Comedors are predominantly tiny independent kitchens, where you can roll up and order whatever dish they happen to be preparing that day. We had a slight panic on being told that today’s option at breakfast was either chorizo or beef – but on mentioning that we don’t eat meat, we were presented with a steaming bowl of black bean stew, fresh rice and homemade tortillas, plus enough salsa to satisfy even the hungriest stomach.
On the way to the caves, Sabino had taken us on a detour past another local comedor, where he’d mentioned that we were vegetarian and said we’d be back to eat in 2-3 hours. By the time we arrived, sweaty and (in my case) covered in cave mud, the woman in charge had stewed up a delicious vegetable soup filled with sweetcorn and fresh greens, with another sizeable side of rice, tortillas and salsa.
Though meat is a big part of many people’s diets here, fresh vegetables, beans and rice seemed to be even bigger.

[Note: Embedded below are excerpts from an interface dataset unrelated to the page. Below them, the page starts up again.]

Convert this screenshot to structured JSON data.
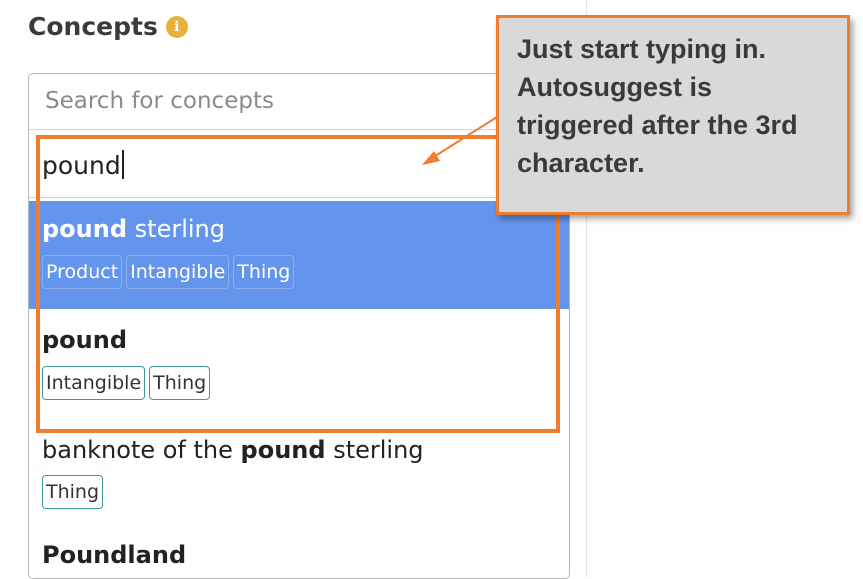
{
  "concepts": {
    "title": "Concepts",
    "info_icon": "info-icon",
    "search": {
      "placeholder": "Search for concepts",
      "typed_value": "pound"
    },
    "suggestions": [
      {
        "bold": "pound",
        "rest": " sterling",
        "tags": [
          "Product",
          "Intangible",
          "Thing"
        ],
        "selected": true
      },
      {
        "bold": "pound",
        "rest": "",
        "tags": [
          "Intangible",
          "Thing"
        ],
        "selected": false
      },
      {
        "prefix": "banknote of the ",
        "bold": "pound",
        "rest": " sterling",
        "tags": [
          "Thing"
        ],
        "selected": false
      },
      {
        "bold": "Poundland",
        "rest": "",
        "tags": [],
        "selected": false
      }
    ]
  },
  "callout": {
    "text": "Just start typing in. Autosuggest is triggered after the 3rd character."
  },
  "colors": {
    "highlight": "#ef7d2e",
    "selected_bg": "#6495ed",
    "tag_border": "#3a9a9a",
    "info_icon": "#e8b13b",
    "callout_bg": "#d9d9d9"
  }
}
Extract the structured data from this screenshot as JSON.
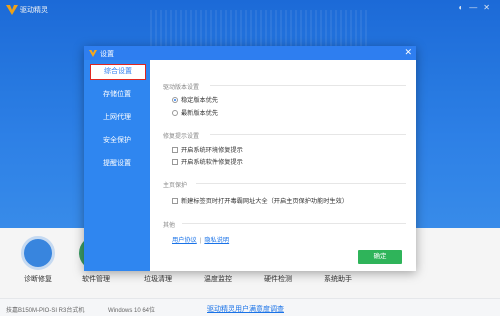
{
  "app": {
    "title": "驱动精灵",
    "controls": [
      "◐",
      "—",
      "✕"
    ]
  },
  "tools": [
    {
      "label": "诊断修复",
      "color": "#3b8be8"
    },
    {
      "label": "软件管理",
      "color": "#3fa36a"
    },
    {
      "label": "垃圾清理",
      "color": "#2ea39a"
    },
    {
      "label": "温度监控",
      "color": "#e85a52"
    },
    {
      "label": "硬件检测",
      "color": "#7cb3f0"
    },
    {
      "label": "系统助手",
      "color": "#f0b54a"
    }
  ],
  "status": {
    "machine": "技嘉B150M-PIO-SI R3台式机",
    "os": "Windows 10 64位",
    "survey": "驱动精灵用户满意度调查"
  },
  "dialog": {
    "title": "设置",
    "close": "✕",
    "nav": [
      "综合设置",
      "存储位置",
      "上网代理",
      "安全保护",
      "提醒设置"
    ],
    "sections": {
      "driver_version": {
        "title": "驱动版本设置",
        "options": [
          "稳定版本优先",
          "最新版本优先"
        ],
        "selected": 0
      },
      "repair": {
        "title": "修复提示设置",
        "options": [
          "开启系统环境修复提示",
          "开启系统软件修复提示"
        ]
      },
      "homepage": {
        "title": "主页保护",
        "options": [
          "新建标签页时打开毒霸网址大全（开启主页保护功能时生效）"
        ]
      },
      "other": {
        "title": "其他",
        "links": [
          "用户协议",
          "隐私说明"
        ],
        "separator": "|"
      }
    },
    "ok_label": "确定"
  },
  "colors": {
    "accent": "#2e7ef0",
    "ok": "#2fb45a",
    "highlight": "#e0261f"
  }
}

Wash it all down with a few Coronas, or a spicy michelada (which I’ll talk more about in my next post) and you’re on to a simple and effective, properly Mexican meal.
A shout out to our amazing guide
Last, but by no means least, a big thanks to Sabino – our brilliant local guide, and the person who’ll be showing you around if you opt for the Southern Sierra cave tour for your own hiking trip.
Particularly when it’s just you and the guide, whoever is tasked with showing you the sights can make or break the whole experience. Luckily, Sabino is a freakin’ awesome guy, and aside from his impeccable hospitality it’s safe to say you’ll do well to find another guide with the passion and knowledge for Zapotec culture he has. Of course, I expect Zapotrek have hired people equally great for their other day trips and weekend hike/bike excursions – and I’ll definitely be trying out one of their other options if I’m in the area again.
Coming soon, I’ll be posting about other things do in and around Oaxaca City, some general tips for travelling in this part of Mexico and of course, updating y’all about what to look for in the search for great vegan and veggie eating.